▶ Exercise prompt
Below are records to give again exactly; omit each image they contain.

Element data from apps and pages
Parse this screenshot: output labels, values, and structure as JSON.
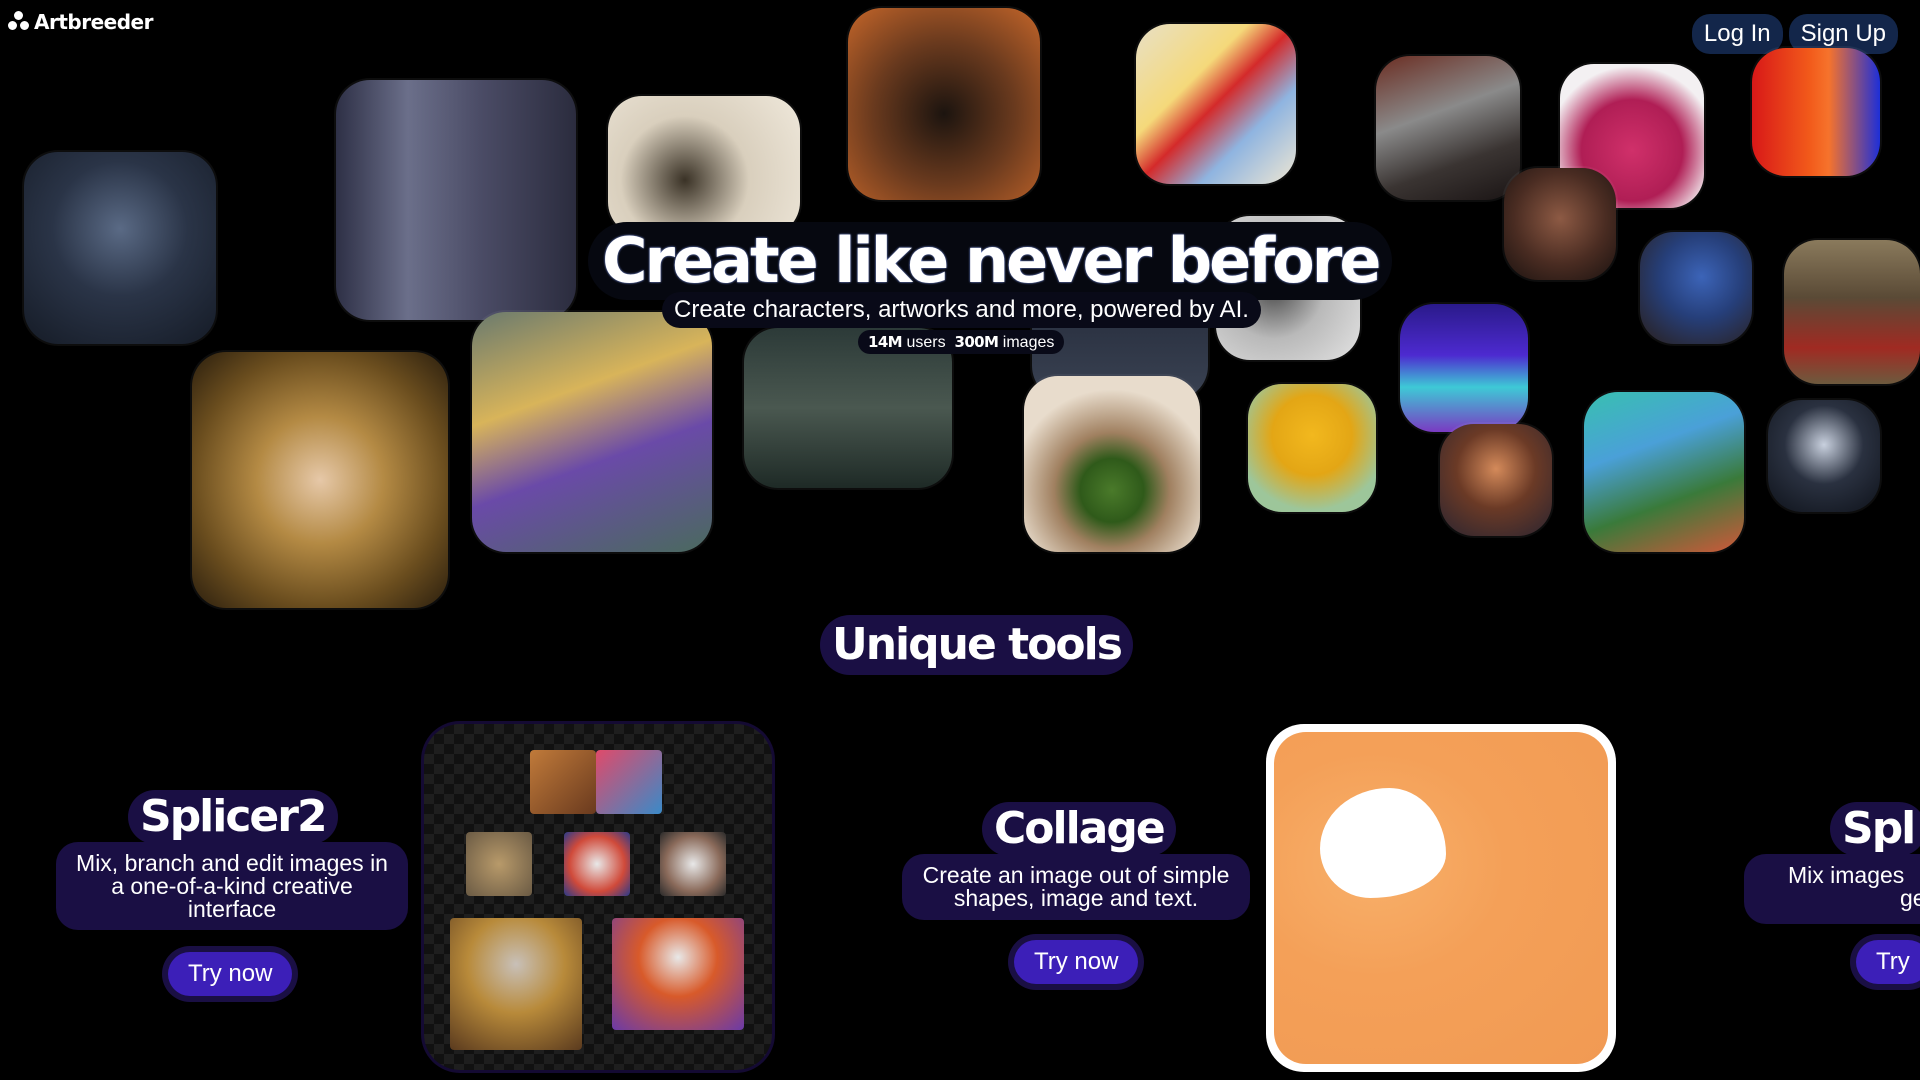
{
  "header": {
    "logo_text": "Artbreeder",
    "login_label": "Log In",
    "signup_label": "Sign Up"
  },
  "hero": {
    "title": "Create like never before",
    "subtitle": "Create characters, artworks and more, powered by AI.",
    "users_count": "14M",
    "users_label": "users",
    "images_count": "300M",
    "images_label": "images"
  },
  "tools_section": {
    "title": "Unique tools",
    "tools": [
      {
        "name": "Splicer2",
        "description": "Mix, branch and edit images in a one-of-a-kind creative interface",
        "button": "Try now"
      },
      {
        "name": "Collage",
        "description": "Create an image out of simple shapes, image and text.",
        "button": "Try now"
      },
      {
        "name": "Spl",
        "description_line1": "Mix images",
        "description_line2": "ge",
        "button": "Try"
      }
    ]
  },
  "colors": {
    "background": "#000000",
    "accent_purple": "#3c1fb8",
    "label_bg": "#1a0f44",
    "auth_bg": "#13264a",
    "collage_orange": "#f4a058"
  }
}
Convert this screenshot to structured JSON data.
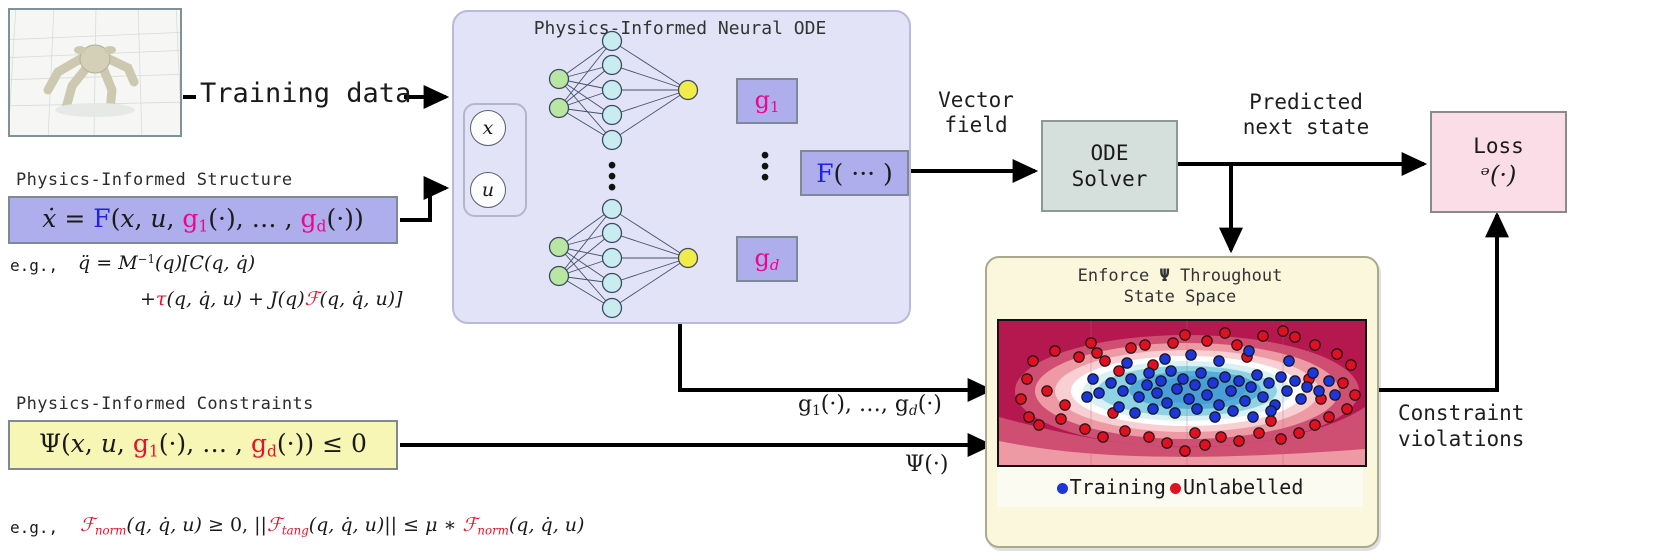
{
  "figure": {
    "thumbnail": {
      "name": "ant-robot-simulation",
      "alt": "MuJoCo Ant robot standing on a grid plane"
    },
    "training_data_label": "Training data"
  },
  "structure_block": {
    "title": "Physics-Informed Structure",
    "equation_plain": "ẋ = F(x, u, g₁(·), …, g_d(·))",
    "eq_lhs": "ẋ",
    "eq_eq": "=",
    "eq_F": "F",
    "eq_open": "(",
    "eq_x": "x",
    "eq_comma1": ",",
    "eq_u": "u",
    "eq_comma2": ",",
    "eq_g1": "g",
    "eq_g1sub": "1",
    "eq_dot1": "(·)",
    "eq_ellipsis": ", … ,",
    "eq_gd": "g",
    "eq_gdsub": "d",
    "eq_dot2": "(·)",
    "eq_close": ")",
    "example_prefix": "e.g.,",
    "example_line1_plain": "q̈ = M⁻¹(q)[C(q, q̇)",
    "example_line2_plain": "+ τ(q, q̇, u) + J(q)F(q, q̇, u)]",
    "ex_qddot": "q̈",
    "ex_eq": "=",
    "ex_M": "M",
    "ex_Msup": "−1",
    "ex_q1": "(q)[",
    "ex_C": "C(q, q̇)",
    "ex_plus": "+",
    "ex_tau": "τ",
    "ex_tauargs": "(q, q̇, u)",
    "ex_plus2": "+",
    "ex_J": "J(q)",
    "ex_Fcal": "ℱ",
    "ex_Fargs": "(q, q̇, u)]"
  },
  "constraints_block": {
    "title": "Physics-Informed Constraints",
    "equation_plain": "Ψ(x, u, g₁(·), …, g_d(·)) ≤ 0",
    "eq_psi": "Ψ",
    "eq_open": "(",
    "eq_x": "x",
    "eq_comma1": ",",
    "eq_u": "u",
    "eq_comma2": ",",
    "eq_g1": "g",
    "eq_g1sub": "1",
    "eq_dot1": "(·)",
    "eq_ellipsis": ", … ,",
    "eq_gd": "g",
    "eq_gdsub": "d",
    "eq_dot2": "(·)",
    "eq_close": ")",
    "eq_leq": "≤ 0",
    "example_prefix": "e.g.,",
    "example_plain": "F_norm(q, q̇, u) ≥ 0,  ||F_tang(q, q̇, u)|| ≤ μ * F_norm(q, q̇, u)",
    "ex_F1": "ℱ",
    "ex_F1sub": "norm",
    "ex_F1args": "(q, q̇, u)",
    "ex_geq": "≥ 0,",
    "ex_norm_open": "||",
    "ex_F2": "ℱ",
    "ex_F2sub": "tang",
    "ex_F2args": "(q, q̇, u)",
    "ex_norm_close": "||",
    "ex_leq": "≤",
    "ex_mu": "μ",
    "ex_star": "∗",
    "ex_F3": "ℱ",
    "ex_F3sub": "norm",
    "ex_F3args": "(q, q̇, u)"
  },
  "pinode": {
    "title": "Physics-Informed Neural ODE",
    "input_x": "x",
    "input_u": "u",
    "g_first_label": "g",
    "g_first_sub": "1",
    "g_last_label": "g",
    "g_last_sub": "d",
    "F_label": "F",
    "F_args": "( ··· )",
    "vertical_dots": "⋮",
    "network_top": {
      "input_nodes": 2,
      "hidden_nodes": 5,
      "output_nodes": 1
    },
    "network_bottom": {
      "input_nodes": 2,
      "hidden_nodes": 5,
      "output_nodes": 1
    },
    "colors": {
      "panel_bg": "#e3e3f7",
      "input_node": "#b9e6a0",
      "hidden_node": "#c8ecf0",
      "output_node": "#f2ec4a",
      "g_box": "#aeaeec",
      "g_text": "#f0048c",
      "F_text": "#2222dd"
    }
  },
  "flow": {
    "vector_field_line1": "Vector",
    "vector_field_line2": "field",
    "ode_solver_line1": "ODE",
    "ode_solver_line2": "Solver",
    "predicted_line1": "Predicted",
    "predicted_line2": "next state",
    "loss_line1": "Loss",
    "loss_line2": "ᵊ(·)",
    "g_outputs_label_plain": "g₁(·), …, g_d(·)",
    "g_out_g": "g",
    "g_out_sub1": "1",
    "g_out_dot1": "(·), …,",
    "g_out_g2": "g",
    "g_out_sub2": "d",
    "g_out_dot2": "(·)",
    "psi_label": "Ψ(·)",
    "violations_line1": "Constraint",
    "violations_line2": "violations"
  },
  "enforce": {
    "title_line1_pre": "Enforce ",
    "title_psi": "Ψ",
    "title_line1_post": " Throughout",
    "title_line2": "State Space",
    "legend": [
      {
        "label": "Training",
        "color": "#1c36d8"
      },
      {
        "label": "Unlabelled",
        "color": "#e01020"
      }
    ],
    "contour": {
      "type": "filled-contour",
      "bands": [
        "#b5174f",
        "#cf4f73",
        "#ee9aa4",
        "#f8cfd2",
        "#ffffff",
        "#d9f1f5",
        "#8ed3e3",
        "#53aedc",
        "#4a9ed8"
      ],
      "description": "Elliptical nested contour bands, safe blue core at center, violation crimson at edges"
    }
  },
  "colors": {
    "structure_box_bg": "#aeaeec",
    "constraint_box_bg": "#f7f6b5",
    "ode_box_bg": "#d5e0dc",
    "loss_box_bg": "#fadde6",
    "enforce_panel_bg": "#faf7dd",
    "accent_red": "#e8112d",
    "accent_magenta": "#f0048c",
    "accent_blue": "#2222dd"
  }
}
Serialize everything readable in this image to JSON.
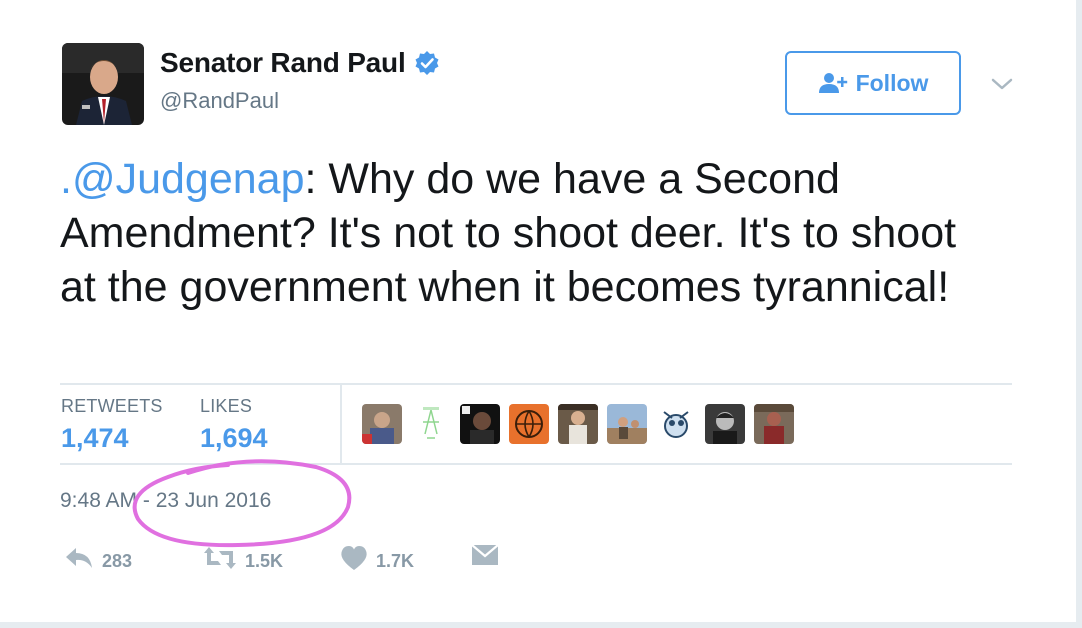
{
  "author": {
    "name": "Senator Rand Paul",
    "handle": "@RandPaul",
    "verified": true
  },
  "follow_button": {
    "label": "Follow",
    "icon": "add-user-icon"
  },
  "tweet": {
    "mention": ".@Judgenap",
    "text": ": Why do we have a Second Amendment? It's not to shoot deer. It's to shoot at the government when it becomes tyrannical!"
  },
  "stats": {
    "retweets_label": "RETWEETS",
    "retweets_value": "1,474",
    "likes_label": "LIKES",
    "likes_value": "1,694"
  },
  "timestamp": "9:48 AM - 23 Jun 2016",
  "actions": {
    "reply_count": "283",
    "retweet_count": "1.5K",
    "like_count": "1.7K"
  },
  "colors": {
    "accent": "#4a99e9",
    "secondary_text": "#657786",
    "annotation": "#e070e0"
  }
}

▶ Result of the task
Parse this screenshot: output labels, values, and structure as JSON.
{
  "header": {
    "logo_text": "Artbreeder",
    "login_label": "Log In",
    "signup_label": "Sign Up"
  },
  "hero": {
    "title": "Create like never before",
    "subtitle": "Create characters, artworks and more, powered by AI.",
    "users_count": "14M",
    "users_label": "users",
    "images_count": "300M",
    "images_label": "images"
  },
  "tools_section": {
    "title": "Unique tools",
    "tools": [
      {
        "name": "Splicer2",
        "description": "Mix, branch and edit images in a one-of-a-kind creative interface",
        "button": "Try now"
      },
      {
        "name": "Collage",
        "description": "Create an image out of simple shapes, image and text.",
        "button": "Try now"
      },
      {
        "name": "Spl",
        "description_line1": "Mix images",
        "description_line2": "ge",
        "button": "Try"
      }
    ]
  },
  "colors": {
    "background": "#000000",
    "accent_purple": "#3c1fb8",
    "label_bg": "#1a0f44",
    "auth_bg": "#13264a",
    "collage_orange": "#f4a058"
  }
}
Convert this screenshot to structured JSON data.
{
  "figure": {
    "thumbnail": {
      "name": "ant-robot-simulation",
      "alt": "MuJoCo Ant robot standing on a grid plane"
    },
    "training_data_label": "Training data"
  },
  "structure_block": {
    "title": "Physics-Informed Structure",
    "equation_plain": "ẋ = F(x, u, g₁(·), …, g_d(·))",
    "eq_lhs": "ẋ",
    "eq_eq": "=",
    "eq_F": "F",
    "eq_open": "(",
    "eq_x": "x",
    "eq_comma1": ",",
    "eq_u": "u",
    "eq_comma2": ",",
    "eq_g1": "g",
    "eq_g1sub": "1",
    "eq_dot1": "(·)",
    "eq_ellipsis": ", … ,",
    "eq_gd": "g",
    "eq_gdsub": "d",
    "eq_dot2": "(·)",
    "eq_close": ")",
    "example_prefix": "e.g.,",
    "example_line1_plain": "q̈ = M⁻¹(q)[C(q, q̇)",
    "example_line2_plain": "+ τ(q, q̇, u) + J(q)F(q, q̇, u)]",
    "ex_qddot": "q̈",
    "ex_eq": "=",
    "ex_M": "M",
    "ex_Msup": "−1",
    "ex_q1": "(q)[",
    "ex_C": "C(q, q̇)",
    "ex_plus": "+",
    "ex_tau": "τ",
    "ex_tauargs": "(q, q̇, u)",
    "ex_plus2": "+",
    "ex_J": "J(q)",
    "ex_Fcal": "ℱ",
    "ex_Fargs": "(q, q̇, u)]"
  },
  "constraints_block": {
    "title": "Physics-Informed Constraints",
    "equation_plain": "Ψ(x, u, g₁(·), …, g_d(·)) ≤ 0",
    "eq_psi": "Ψ",
    "eq_open": "(",
    "eq_x": "x",
    "eq_comma1": ",",
    "eq_u": "u",
    "eq_comma2": ",",
    "eq_g1": "g",
    "eq_g1sub": "1",
    "eq_dot1": "(·)",
    "eq_ellipsis": ", … ,",
    "eq_gd": "g",
    "eq_gdsub": "d",
    "eq_dot2": "(·)",
    "eq_close": ")",
    "eq_leq": "≤ 0",
    "example_prefix": "e.g.,",
    "example_plain": "F_norm(q, q̇, u) ≥ 0,  ||F_tang(q, q̇, u)|| ≤ μ * F_norm(q, q̇, u)",
    "ex_F1": "ℱ",
    "ex_F1sub": "norm",
    "ex_F1args": "(q, q̇, u)",
    "ex_geq": "≥ 0,",
    "ex_norm_open": "||",
    "ex_F2": "ℱ",
    "ex_F2sub": "tang",
    "ex_F2args": "(q, q̇, u)",
    "ex_norm_close": "||",
    "ex_leq": "≤",
    "ex_mu": "μ",
    "ex_star": "∗",
    "ex_F3": "ℱ",
    "ex_F3sub": "norm",
    "ex_F3args": "(q, q̇, u)"
  },
  "pinode": {
    "title": "Physics-Informed Neural ODE",
    "input_x": "x",
    "input_u": "u",
    "g_first_label": "g",
    "g_first_sub": "1",
    "g_last_label": "g",
    "g_last_sub": "d",
    "F_label": "F",
    "F_args": "( ··· )",
    "vertical_dots": "⋮",
    "network_top": {
      "input_nodes": 2,
      "hidden_nodes": 5,
      "output_nodes": 1
    },
    "network_bottom": {
      "input_nodes": 2,
      "hidden_nodes": 5,
      "output_nodes": 1
    },
    "colors": {
      "panel_bg": "#e3e3f7",
      "input_node": "#b9e6a0",
      "hidden_node": "#c8ecf0",
      "output_node": "#f2ec4a",
      "g_box": "#aeaeec",
      "g_text": "#f0048c",
      "F_text": "#2222dd"
    }
  },
  "flow": {
    "vector_field_line1": "Vector",
    "vector_field_line2": "field",
    "ode_solver_line1": "ODE",
    "ode_solver_line2": "Solver",
    "predicted_line1": "Predicted",
    "predicted_line2": "next state",
    "loss_line1": "Loss",
    "loss_line2": "ᵊ(·)",
    "g_outputs_label_plain": "g₁(·), …, g_d(·)",
    "g_out_g": "g",
    "g_out_sub1": "1",
    "g_out_dot1": "(·), …,",
    "g_out_g2": "g",
    "g_out_sub2": "d",
    "g_out_dot2": "(·)",
    "psi_label": "Ψ(·)",
    "violations_line1": "Constraint",
    "violations_line2": "violations"
  },
  "enforce": {
    "title_line1_pre": "Enforce ",
    "title_psi": "Ψ",
    "title_line1_post": " Throughout",
    "title_line2": "State Space",
    "legend": [
      {
        "label": "Training",
        "color": "#1c36d8"
      },
      {
        "label": "Unlabelled",
        "color": "#e01020"
      }
    ],
    "contour": {
      "type": "filled-contour",
      "bands": [
        "#b5174f",
        "#cf4f73",
        "#ee9aa4",
        "#f8cfd2",
        "#ffffff",
        "#d9f1f5",
        "#8ed3e3",
        "#53aedc",
        "#4a9ed8"
      ],
      "description": "Elliptical nested contour bands, safe blue core at center, violation crimson at edges"
    }
  },
  "colors": {
    "structure_box_bg": "#aeaeec",
    "constraint_box_bg": "#f7f6b5",
    "ode_box_bg": "#d5e0dc",
    "loss_box_bg": "#fadde6",
    "enforce_panel_bg": "#faf7dd",
    "accent_red": "#e8112d",
    "accent_magenta": "#f0048c",
    "accent_blue": "#2222dd"
  }
}
Serialize everything readable in this image to JSON.
{
  "author": {
    "name": "Senator Rand Paul",
    "handle": "@RandPaul",
    "verified": true
  },
  "follow_button": {
    "label": "Follow",
    "icon": "add-user-icon"
  },
  "tweet": {
    "mention": ".@Judgenap",
    "text": ": Why do we have a Second Amendment? It's not to shoot deer. It's to shoot at the government when it becomes tyrannical!"
  },
  "stats": {
    "retweets_label": "RETWEETS",
    "retweets_value": "1,474",
    "likes_label": "LIKES",
    "likes_value": "1,694"
  },
  "timestamp": "9:48 AM - 23 Jun 2016",
  "actions": {
    "reply_count": "283",
    "retweet_count": "1.5K",
    "like_count": "1.7K"
  },
  "colors": {
    "accent": "#4a99e9",
    "secondary_text": "#657786",
    "annotation": "#e070e0"
  }
}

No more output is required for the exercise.